Saturday, June 27, 2015

3 Things I Learned from Having a 'Farm'

1 of our 8 Veggie beds
About six years ago, we jumped on the urban farmer movement that was sweeping the Bay Area.  We went on Urban Farm tours through out Oakland and Berkeley.  We (shall I say I) because obsessed with the works and teaching of Novella Carpenter, a woman who turned a vacant lot next to her West Oakland Apartment into a farm, complete with turkeys, chickens, and rabbits.  To me, she was a revolutionary...  doing something that Oakland really need at the time, to invest in FRESH FOOD in communities where there was a grocery store wasteland.  (There are parts of Oakland that do not have a grocery store within a 5 mile radius, but only convientient stores.  Many peoples menu choices are Cheetos, Soda, and Hungry Man's Frozen Dinners.)   One day, while driving on the freeway a couple of weeks after I finished Carpenter's Book GHOST TOWN FARM, I was very aware of the farming way of life.  Eric and I noticed a Toyota Truck that had hay flying out of it (this is a sight you NEVER see in the Bay Area.)  Of course I made Eric catch up to car wondering who/what farmer was in the middle of the city, and it turned out to be Novella Carpenter!  I had a heart attack at that moment and quickly found a piece of paper which I wrote:  I LOVE YOUR BOOK THANK YOU FOR BEING YOU!!! As we drove past her, I held this sign to the window.  I'm proud to say she saw it.  She gave me a thumbs ups and a huge grin!   It was a sign, we were going to create our own farm!!!  And ultimately, we would become happier, calmer people.
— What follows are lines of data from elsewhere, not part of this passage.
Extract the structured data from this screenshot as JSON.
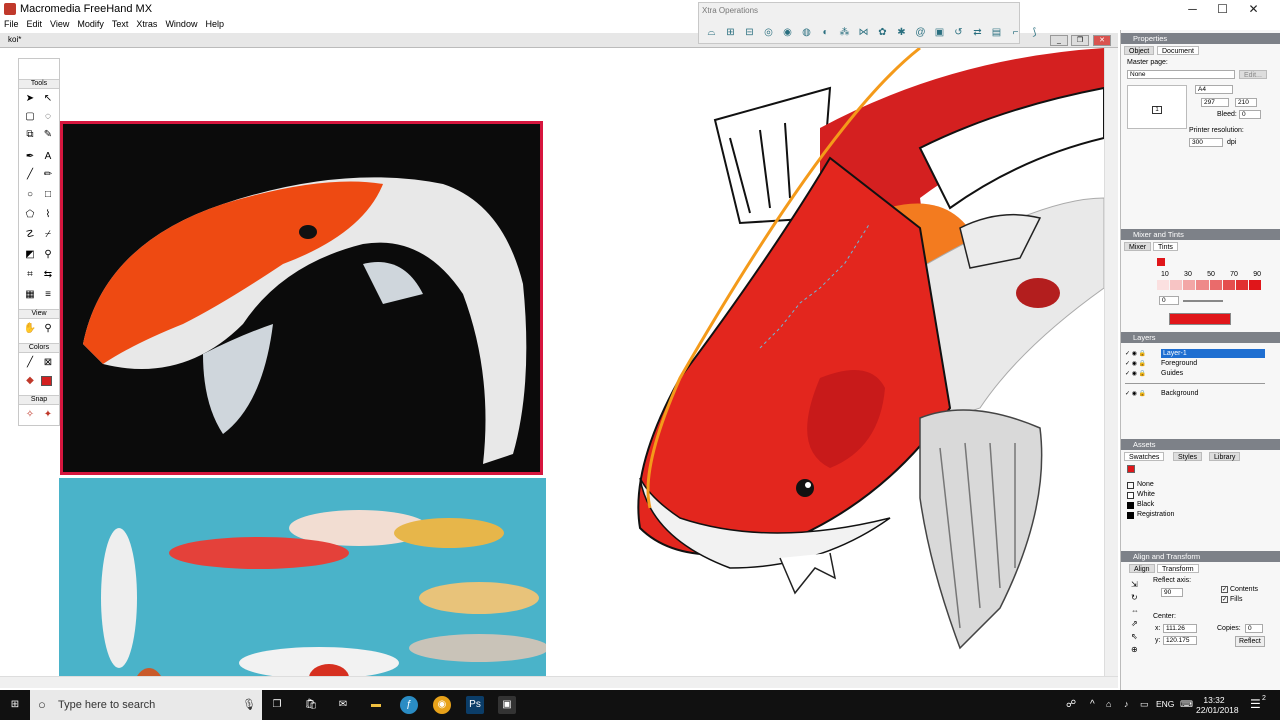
{
  "app": {
    "title": "Macromedia FreeHand MX"
  },
  "window_controls": {
    "minimize": "─",
    "maximize": "☐",
    "close": "✕"
  },
  "menu": [
    "File",
    "Edit",
    "View",
    "Modify",
    "Text",
    "Xtras",
    "Window",
    "Help"
  ],
  "document": {
    "tab_label": "koi*"
  },
  "xtra_panel": {
    "title": "Xtra Operations"
  },
  "tools_panel": {
    "title": "Tools",
    "view_label": "View",
    "colors_label": "Colors",
    "snap_label": "Snap"
  },
  "properties_panel": {
    "title": "Properties",
    "tabs": [
      "Object",
      "Document"
    ],
    "master_page_label": "Master page:",
    "master_page_value": "None",
    "edit_button": "Edit...",
    "page_size_value": "A4",
    "width_value": "297",
    "height_value": "210",
    "bleed_label": "Bleed:",
    "bleed_value": "0",
    "printer_resolution_label": "Printer resolution:",
    "printer_resolution_value": "300",
    "dpi_label": "dpi",
    "page_number": "1"
  },
  "mixer_panel": {
    "title": "Mixer and Tints",
    "tabs": [
      "Mixer",
      "Tints"
    ],
    "tint_labels": [
      "10",
      "30",
      "50",
      "70",
      "90"
    ],
    "tint_value": "0",
    "base_color": "#e0161a"
  },
  "layers_panel": {
    "title": "Layers",
    "layers": [
      "Layer-1",
      "Foreground",
      "Guides",
      "Background"
    ]
  },
  "assets_panel": {
    "title": "Assets",
    "tabs": [
      "Swatches",
      "Styles",
      "Library"
    ],
    "swatches": [
      "None",
      "White",
      "Black",
      "Registration"
    ]
  },
  "align_panel": {
    "title": "Align and Transform",
    "tabs": [
      "Align",
      "Transform"
    ],
    "reflect_axis_label": "Reflect axis:",
    "reflect_axis_value": "90",
    "contents_label": "Contents",
    "fills_label": "Fills",
    "center_label": "Center:",
    "x_label": "x:",
    "x_value": "111.26",
    "y_label": "y:",
    "y_value": "120.175",
    "copies_label": "Copies:",
    "copies_value": "0",
    "reflect_button": "Reflect"
  },
  "taskbar": {
    "search_placeholder": "Type here to search",
    "language": "ENG",
    "time": "13:32",
    "date": "22/01/2018",
    "notification_count": "2"
  }
}
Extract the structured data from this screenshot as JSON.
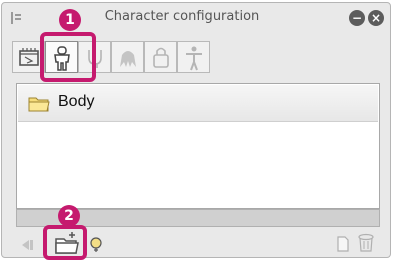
{
  "window": {
    "title": "Character configuration"
  },
  "titlebar": {
    "minimize_glyph": "−",
    "close_glyph": "×"
  },
  "tabs": [
    {
      "name": "animation-tab",
      "icon": "film-frame-icon"
    },
    {
      "name": "body-tab",
      "icon": "body-silhouette-icon",
      "active": true
    },
    {
      "name": "head-tab",
      "icon": "head-icon"
    },
    {
      "name": "hair-tab",
      "icon": "hair-icon"
    },
    {
      "name": "accessory-tab",
      "icon": "bag-icon"
    },
    {
      "name": "pose-tab",
      "icon": "standing-figure-icon"
    }
  ],
  "list": {
    "items": [
      {
        "label": "Body",
        "icon": "folder-icon"
      }
    ]
  },
  "toolbar": {
    "left_icons": [
      "move-left-icon",
      "add-folder-icon",
      "add-part-icon"
    ],
    "right_icons": [
      "new-item-icon",
      "delete-trash-icon"
    ]
  },
  "annotations": {
    "badge_1": "1",
    "badge_2": "2"
  },
  "colors": {
    "highlight": "#c51a6e",
    "panel_bg": "#e9e9e9"
  }
}
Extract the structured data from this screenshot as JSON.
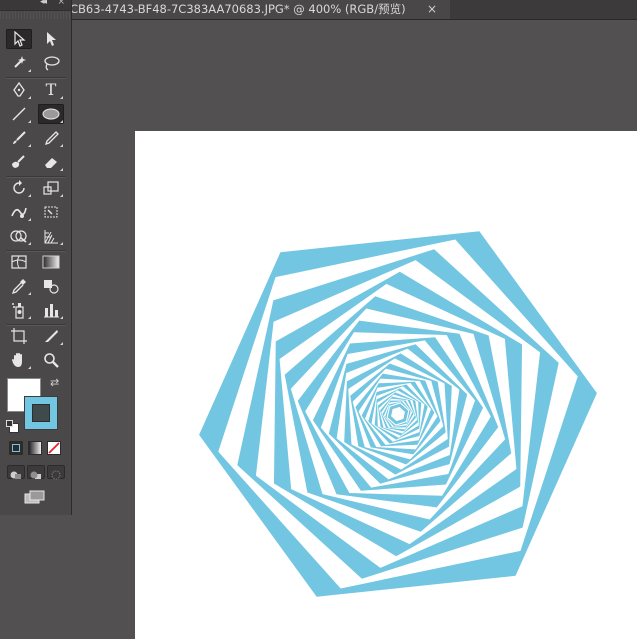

Plum Wine In The Making
And for the next four years, we had an 1/8 acre "farm" in our backyard completely with a plum tree, apple tree, fig tree and four chickens named Puffy, Cinderella, Bramha, and Lady.  We grew Quinoa, Zucchini, Fava Beans, tomatoes, lettuce, and even our own Omega- 3 rich chicken food.  I made homemade apple sauce, pies, plum jam, and plum wine.  I even started experimenting with making cold processes soap (yes I am self taught!), laundry soap, and Eric started brewing beer. And don't forget, both Eric and I were both full time teachers as well.  We learned a lot about farming and ourselves.  Here are the top 5 things we learned about have our own 'farm.'

1) Don't Believe Everything You Read:  One of the biggest reason this city slicker started an urban farm was because everything I read (books, blogs, how-to's) painted a picture that by having a farm, and living sustainably would simplify my life and the life of the community around me.  I would let go of my worries, find inner peace, and heal a community problem of lack of fresh food in our community. Was I a little nieve?  HELL YES I was...  Maybe on Saturday morning I found peace, but that was probably because I wasn't around 30 kids.

2) Running a Family Farm is Hard Work:  Don't get me wrong, gardening, cooking, and collecting eggs where very much a stress reliever, but not so much around report card time. There was a lot to do.  We had to get up in the morning and water everything and collect eggs.  And don't get me started about chickens...there was chicken shit EVERYwhere.  They dug up my artichoke plants (which at that point... if the neighborhood skunks got them for dinner...  good for the skunks!) I had so much zucchini, and lettuce that I couldn't give it away fast enough (we left boxes of fresh food for people to take!) Processing Quinoa to get toxins out of it is no joke....  it took ALL DAY just to clean one cup of the stuff.  But the pies were good and plum wine would knock your socks off, I can't complain about that!

3) Giving Up is Not the Same as Knowing Your Limits:  This experience led me to a new found appreciation for the farmers of the world, their hard work, and their commitment to bringing people food. As the years went on in our little farm, the more responsibility it took on.  Eric and I were at the point, where it was becoming a full time job and needed to reconsider how we were going to keep up with all of this. Both of us have dreamed of a lifestyle such as this.  We talked (and still do) about owning 50 acres, but this experience taught us that right now, at this point in our lives, we were not ready for it.  To keep our sanity, we needed to scale back. We needed to get rid of those elements that were overwhelming and keep doing the things that only brought us joy!  So, we found a nice home for our chickens in the next city over.  We believed growing our own food is still a priority, but we only grew enough for the family.  And I made cold processed soap a priority (how I went from classroom teacher to running my own soap business is a whole other story!), and Eric kept up with brewing beer on a regular basis.  Most importantly, we had faith that one day we would have our 50 acres.

Yes, one day...  What experience have you created in you life that have shown you your limits?

No comments:

Post a Comment

Related Posts Plugin for WordPress, Blogger...